- SADC and the AU should ensure regional border closures do not disrupt food value chains. While food production and support are considered essential services, other related restrictions will likely cause backlogs at border posts, which will require actions such as the ‘fast lanes’ for maize exports from South Africa to Zimbabwe already being implemented.
- National and SADC grain reserves should be expanded and strengthened to ensure regional food security, particularly in times of crisis; and food processing and storage facilities should be brought closer to farms.
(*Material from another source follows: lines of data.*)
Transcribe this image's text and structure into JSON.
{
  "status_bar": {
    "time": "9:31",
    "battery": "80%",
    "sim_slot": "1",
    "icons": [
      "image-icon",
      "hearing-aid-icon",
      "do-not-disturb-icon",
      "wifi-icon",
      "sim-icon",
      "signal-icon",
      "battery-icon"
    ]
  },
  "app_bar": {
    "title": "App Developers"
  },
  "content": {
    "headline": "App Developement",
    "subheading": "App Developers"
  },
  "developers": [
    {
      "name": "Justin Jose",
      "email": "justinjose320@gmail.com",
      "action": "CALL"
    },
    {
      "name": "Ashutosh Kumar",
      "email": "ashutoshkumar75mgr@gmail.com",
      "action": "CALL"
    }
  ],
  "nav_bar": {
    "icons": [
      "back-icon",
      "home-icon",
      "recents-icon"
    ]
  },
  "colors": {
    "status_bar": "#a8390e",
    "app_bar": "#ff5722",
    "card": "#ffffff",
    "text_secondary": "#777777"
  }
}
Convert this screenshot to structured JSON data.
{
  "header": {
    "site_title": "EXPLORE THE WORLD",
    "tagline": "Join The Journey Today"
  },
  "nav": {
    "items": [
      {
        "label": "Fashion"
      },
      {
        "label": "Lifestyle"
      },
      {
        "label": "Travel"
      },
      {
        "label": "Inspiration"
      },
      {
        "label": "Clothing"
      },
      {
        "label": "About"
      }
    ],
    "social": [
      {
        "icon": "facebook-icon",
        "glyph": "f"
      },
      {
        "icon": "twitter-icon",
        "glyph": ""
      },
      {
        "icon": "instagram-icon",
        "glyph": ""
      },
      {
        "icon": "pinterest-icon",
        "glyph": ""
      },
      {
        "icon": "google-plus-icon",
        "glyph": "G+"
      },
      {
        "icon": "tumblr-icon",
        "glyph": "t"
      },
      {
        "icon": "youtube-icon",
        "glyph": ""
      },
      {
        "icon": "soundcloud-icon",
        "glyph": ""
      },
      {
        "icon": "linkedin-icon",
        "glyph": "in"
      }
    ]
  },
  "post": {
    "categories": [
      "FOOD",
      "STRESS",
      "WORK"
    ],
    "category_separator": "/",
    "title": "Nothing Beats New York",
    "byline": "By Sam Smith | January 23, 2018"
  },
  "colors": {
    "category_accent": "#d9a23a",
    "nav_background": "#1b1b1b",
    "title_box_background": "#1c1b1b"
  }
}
The crisis also provides an opportunity to question the intensive industrial model of agriculture being supported across the region, which has so far failed to significantly improve food security. Long-term investment should instead be directed towards agroecology and supporting the capacity of local farmers to produce food for their communities.
COVID-19 is a critical time for the Southern Africa region, as it is for the rest of the world. With comprehensive, human rights based responses that protect lives and livelihoods by governments we believe people in the region will be able to abide by restrictions placed to contain the pandemic and #flattenthecurve. Likewise, the PSA Alliance calls on SADC governments to act in the spirit of social accountability, strengthening citizens’ faith in the ability of their leaders to protect and serve them in times of crisis.
The PSA Alliance is a consortium of organisations working to strengthen social accountability in health and agriculture across Southern Africa. The consortium consists of ActionAid; PSAM – Public Service Accountability Monitor of Rhodes University; SAfAIDS; and ESAFF – Eastern and Southern Africa Small Scale Farmers’ Forum. The PSA Alliance is supported by the Swiss Agency for Development and Cooperation (SDC).
For more information visit http://copsam.com/psa/, or email firstname.lastname@example.org. To follow the PSA Alliance on Twitter or Facebook – see @PSAAlliance. To access a growing list of COVID-19 resource materials visit http://copsam.com/covid-19-resources/